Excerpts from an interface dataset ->
[Start of Attachment]
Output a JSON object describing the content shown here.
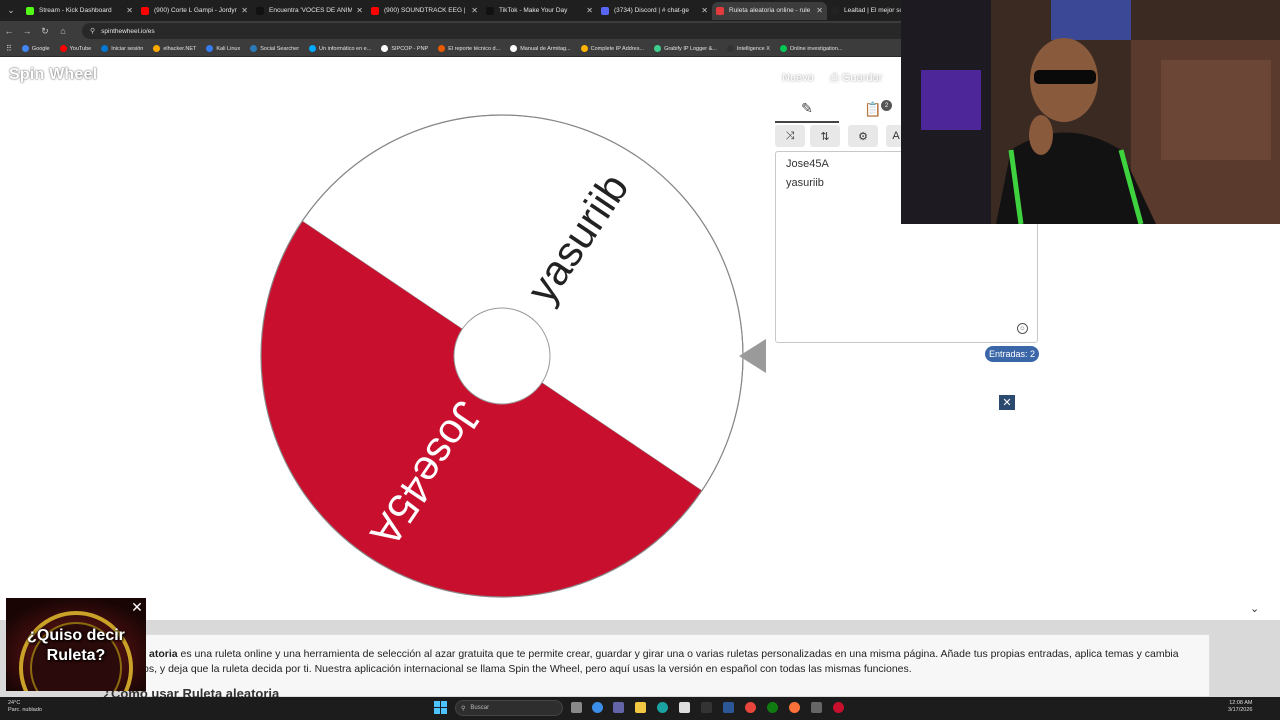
{
  "browser": {
    "tabs": [
      {
        "title": "Stream - Kick Dashboard",
        "color": "#53fc18",
        "active": false
      },
      {
        "title": "(900) Corte L Gampi - Jordyn",
        "color": "#ff0000",
        "active": false
      },
      {
        "title": "Encuentra 'VOCES DE ANIMA",
        "color": "#111111",
        "active": false
      },
      {
        "title": "(900) SOUNDTRACK EEG | CC",
        "color": "#ff0000",
        "active": false
      },
      {
        "title": "TikTok - Make Your Day",
        "color": "#111111",
        "active": false
      },
      {
        "title": "(3734) Discord | # chat-ge",
        "color": "#5865f2",
        "active": false
      },
      {
        "title": "Ruleta aleatoria online - rule",
        "color": "#e33b3b",
        "active": true
      },
      {
        "title": "Lealtad | El mejor softw",
        "color": "#222222",
        "active": false
      }
    ],
    "url": "spinthewheel.io/es",
    "bookmarks": [
      {
        "label": "Google",
        "color": "#4285f4"
      },
      {
        "label": "YouTube",
        "color": "#ff0000"
      },
      {
        "label": "Iniciar sesión",
        "color": "#0078d4"
      },
      {
        "label": "elhacker.NET",
        "color": "#ffaa00"
      },
      {
        "label": "Kali Linux",
        "color": "#367bf0"
      },
      {
        "label": "Social Searcher",
        "color": "#2b7bb9"
      },
      {
        "label": "Un informático en e...",
        "color": "#00aaff"
      },
      {
        "label": "SIPCOP - PNP",
        "color": "#ffffff"
      },
      {
        "label": "El reporte técnico d...",
        "color": "#e85a00"
      },
      {
        "label": "Manual de Armitag...",
        "color": "#ffffff"
      },
      {
        "label": "Complete IP Addres...",
        "color": "#ffb400"
      },
      {
        "label": "Grabify IP Logger &...",
        "color": "#3ecf8e"
      },
      {
        "label": "Intelligence X",
        "color": "#333333"
      },
      {
        "label": "Online investigation...",
        "color": "#00c853"
      }
    ]
  },
  "app": {
    "logo": "Spin Wheel",
    "new_label": "Nuevo",
    "save_label": "Guardar",
    "wheel": {
      "segments": [
        {
          "label": "yasuriib",
          "color": "#ffffff",
          "text_color": "#222222"
        },
        {
          "label": "Jose45A",
          "color": "#c8102e",
          "text_color": "#ffffff"
        }
      ],
      "pointer_color": "#9a9a9a"
    },
    "panel": {
      "tab_badge": "2",
      "entries": [
        "Jose45A",
        "yasuriib"
      ],
      "tool_extra": "A",
      "entries_count": "Entradas: 2"
    },
    "popup": {
      "line1": "¿Quiso decir",
      "line2": "Ruleta?",
      "close": "✕"
    },
    "description": {
      "bold": "atoria",
      "text1": " es una ruleta online y una herramienta de selección al azar gratuita que te permite crear, guardar y girar una o varias ruletas personalizadas en una misma página. Añade tus propias entradas, aplica temas y cambia",
      "text2": "os, y deja que la ruleta decida por ti. Nuestra aplicación internacional se llama Spin the Wheel, pero aquí usas la versión en español con todas las mismas funciones.",
      "heading": "¿Cómo usar Ruleta aleatoria"
    }
  },
  "taskbar": {
    "weather_temp": "24°C",
    "weather_desc": "Parc. nublado",
    "search_placeholder": "Buscar",
    "time": "12:08 AM",
    "date": "3/17/2026"
  }
}
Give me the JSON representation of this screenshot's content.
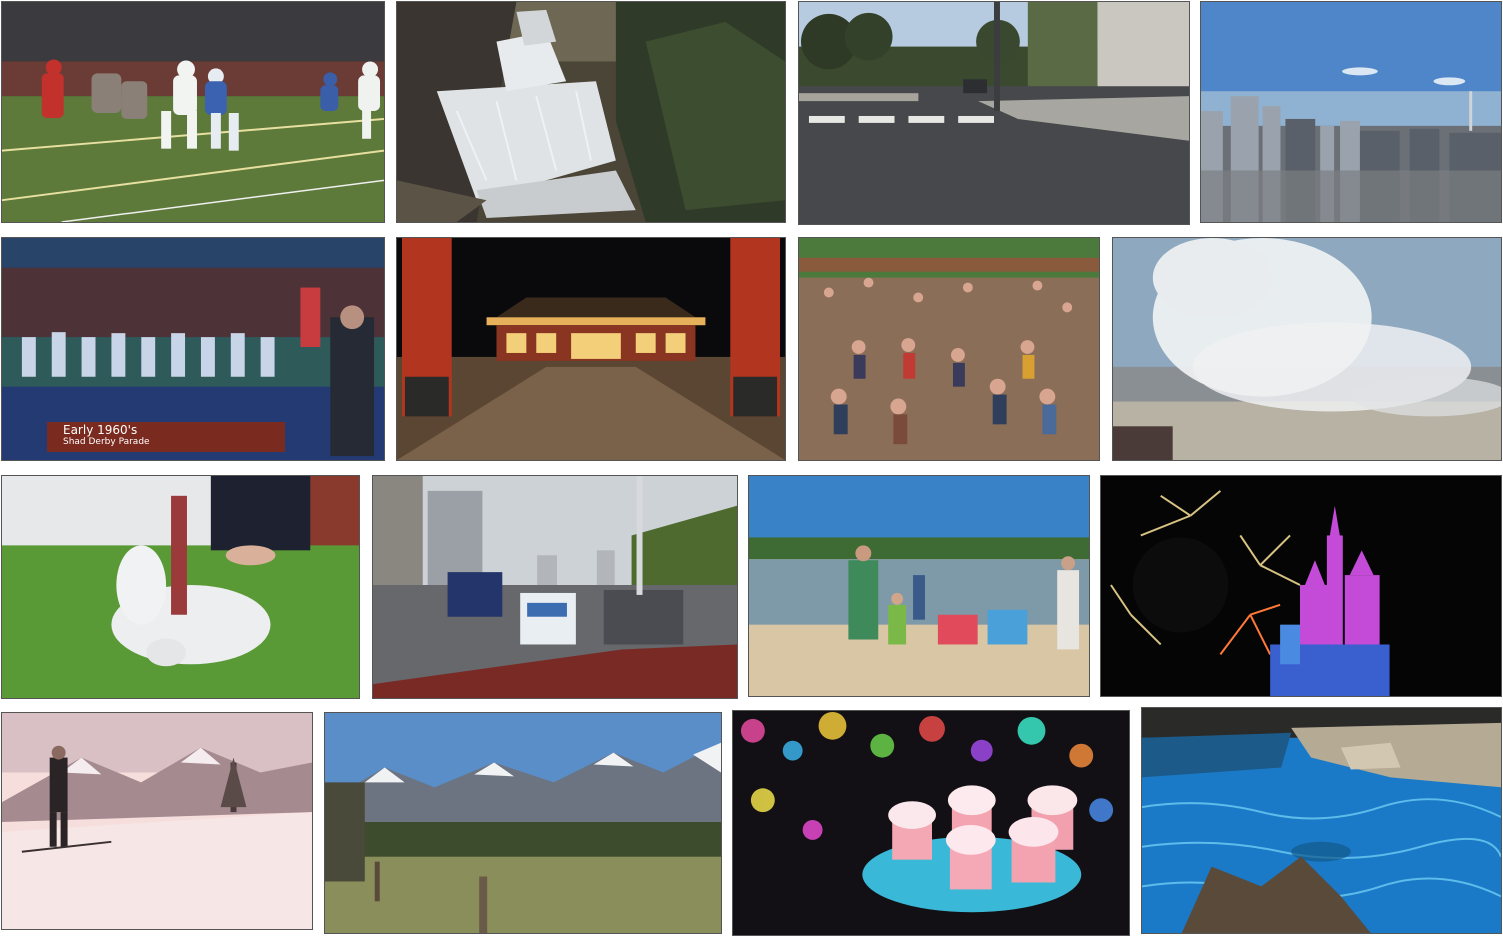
{
  "tiles": [
    {
      "name": "football-game-tile",
      "subject": "night football game"
    },
    {
      "name": "waterfall-tile",
      "subject": "forest waterfall"
    },
    {
      "name": "street-intersection-tile",
      "subject": "suburban street crosswalk"
    },
    {
      "name": "city-skyline-tile",
      "subject": "aerial city skyline"
    },
    {
      "name": "parade-tile",
      "subject": "marching band parade",
      "caption": {
        "line1": "Early 1960's",
        "line2": "Shad Derby Parade"
      }
    },
    {
      "name": "temple-night-tile",
      "subject": "temple courtyard at night"
    },
    {
      "name": "mud-field-tile",
      "subject": "crowd playing in mud"
    },
    {
      "name": "geyser-tile",
      "subject": "steaming geyser"
    },
    {
      "name": "dog-on-grass-tile",
      "subject": "white dog rolling on grass"
    },
    {
      "name": "city-road-tile",
      "subject": "road traffic with taxi"
    },
    {
      "name": "beach-tile",
      "subject": "families on a lake beach"
    },
    {
      "name": "fireworks-castle-tile",
      "subject": "fireworks over castle"
    },
    {
      "name": "skier-tile",
      "subject": "vintage skier on snowy slope"
    },
    {
      "name": "mountain-meadow-tile",
      "subject": "alpine valley with mountains"
    },
    {
      "name": "cupcakes-tile",
      "subject": "cupcakes with confetti"
    },
    {
      "name": "pool-tile",
      "subject": "blue pool with rocks"
    }
  ]
}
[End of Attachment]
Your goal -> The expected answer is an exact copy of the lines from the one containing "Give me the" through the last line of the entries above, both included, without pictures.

Solution to this exercise ->
Give me the JSON representation of this screenshot's content.
{
  "tiles": [
    {
      "name": "football-game-tile",
      "subject": "night football game"
    },
    {
      "name": "waterfall-tile",
      "subject": "forest waterfall"
    },
    {
      "name": "street-intersection-tile",
      "subject": "suburban street crosswalk"
    },
    {
      "name": "city-skyline-tile",
      "subject": "aerial city skyline"
    },
    {
      "name": "parade-tile",
      "subject": "marching band parade",
      "caption": {
        "line1": "Early 1960's",
        "line2": "Shad Derby Parade"
      }
    },
    {
      "name": "temple-night-tile",
      "subject": "temple courtyard at night"
    },
    {
      "name": "mud-field-tile",
      "subject": "crowd playing in mud"
    },
    {
      "name": "geyser-tile",
      "subject": "steaming geyser"
    },
    {
      "name": "dog-on-grass-tile",
      "subject": "white dog rolling on grass"
    },
    {
      "name": "city-road-tile",
      "subject": "road traffic with taxi"
    },
    {
      "name": "beach-tile",
      "subject": "families on a lake beach"
    },
    {
      "name": "fireworks-castle-tile",
      "subject": "fireworks over castle"
    },
    {
      "name": "skier-tile",
      "subject": "vintage skier on snowy slope"
    },
    {
      "name": "mountain-meadow-tile",
      "subject": "alpine valley with mountains"
    },
    {
      "name": "cupcakes-tile",
      "subject": "cupcakes with confetti"
    },
    {
      "name": "pool-tile",
      "subject": "blue pool with rocks"
    }
  ]
}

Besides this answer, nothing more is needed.